◆ **Dataset extract**:

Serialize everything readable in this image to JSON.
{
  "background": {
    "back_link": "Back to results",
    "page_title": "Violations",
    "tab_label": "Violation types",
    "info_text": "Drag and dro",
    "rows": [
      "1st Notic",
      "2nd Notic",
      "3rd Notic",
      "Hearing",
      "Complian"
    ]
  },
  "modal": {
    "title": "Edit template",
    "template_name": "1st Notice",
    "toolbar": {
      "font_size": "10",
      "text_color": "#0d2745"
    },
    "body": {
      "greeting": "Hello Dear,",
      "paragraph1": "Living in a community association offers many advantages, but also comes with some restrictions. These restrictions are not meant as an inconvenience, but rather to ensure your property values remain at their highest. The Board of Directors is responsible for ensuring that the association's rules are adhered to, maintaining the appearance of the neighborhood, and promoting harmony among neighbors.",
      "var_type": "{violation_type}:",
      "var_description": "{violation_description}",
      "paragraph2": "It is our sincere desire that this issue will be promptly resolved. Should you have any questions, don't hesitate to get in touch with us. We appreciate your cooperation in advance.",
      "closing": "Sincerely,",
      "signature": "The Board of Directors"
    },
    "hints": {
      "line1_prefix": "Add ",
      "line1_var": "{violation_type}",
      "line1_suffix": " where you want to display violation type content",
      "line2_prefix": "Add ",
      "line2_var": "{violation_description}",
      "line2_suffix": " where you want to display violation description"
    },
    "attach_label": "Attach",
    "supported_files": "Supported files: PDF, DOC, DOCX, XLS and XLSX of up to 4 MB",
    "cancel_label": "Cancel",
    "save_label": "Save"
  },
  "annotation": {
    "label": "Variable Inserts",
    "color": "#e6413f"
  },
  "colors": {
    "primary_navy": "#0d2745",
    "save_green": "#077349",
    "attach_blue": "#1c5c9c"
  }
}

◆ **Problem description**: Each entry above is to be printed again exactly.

◆ **Written response**:
Serialize everything readable in this image to JSON.
{
  "background": {
    "back_link": "Back to results",
    "page_title": "Violations",
    "tab_label": "Violation types",
    "info_text": "Drag and dro",
    "rows": [
      "1st Notic",
      "2nd Notic",
      "3rd Notic",
      "Hearing",
      "Complian"
    ]
  },
  "modal": {
    "title": "Edit template",
    "template_name": "1st Notice",
    "toolbar": {
      "font_size": "10",
      "text_color": "#0d2745"
    },
    "body": {
      "greeting": "Hello Dear,",
      "paragraph1": "Living in a community association offers many advantages, but also comes with some restrictions. These restrictions are not meant as an inconvenience, but rather to ensure your property values remain at their highest. The Board of Directors is responsible for ensuring that the association's rules are adhered to, maintaining the appearance of the neighborhood, and promoting harmony among neighbors.",
      "var_type": "{violation_type}:",
      "var_description": "{violation_description}",
      "paragraph2": "It is our sincere desire that this issue will be promptly resolved. Should you have any questions, don't hesitate to get in touch with us. We appreciate your cooperation in advance.",
      "closing": "Sincerely,",
      "signature": "The Board of Directors"
    },
    "hints": {
      "line1_prefix": "Add ",
      "line1_var": "{violation_type}",
      "line1_suffix": " where you want to display violation type content",
      "line2_prefix": "Add ",
      "line2_var": "{violation_description}",
      "line2_suffix": " where you want to display violation description"
    },
    "attach_label": "Attach",
    "supported_files": "Supported files: PDF, DOC, DOCX, XLS and XLSX of up to 4 MB",
    "cancel_label": "Cancel",
    "save_label": "Save"
  },
  "annotation": {
    "label": "Variable Inserts",
    "color": "#e6413f"
  },
  "colors": {
    "primary_navy": "#0d2745",
    "save_green": "#077349",
    "attach_blue": "#1c5c9c"
  }
}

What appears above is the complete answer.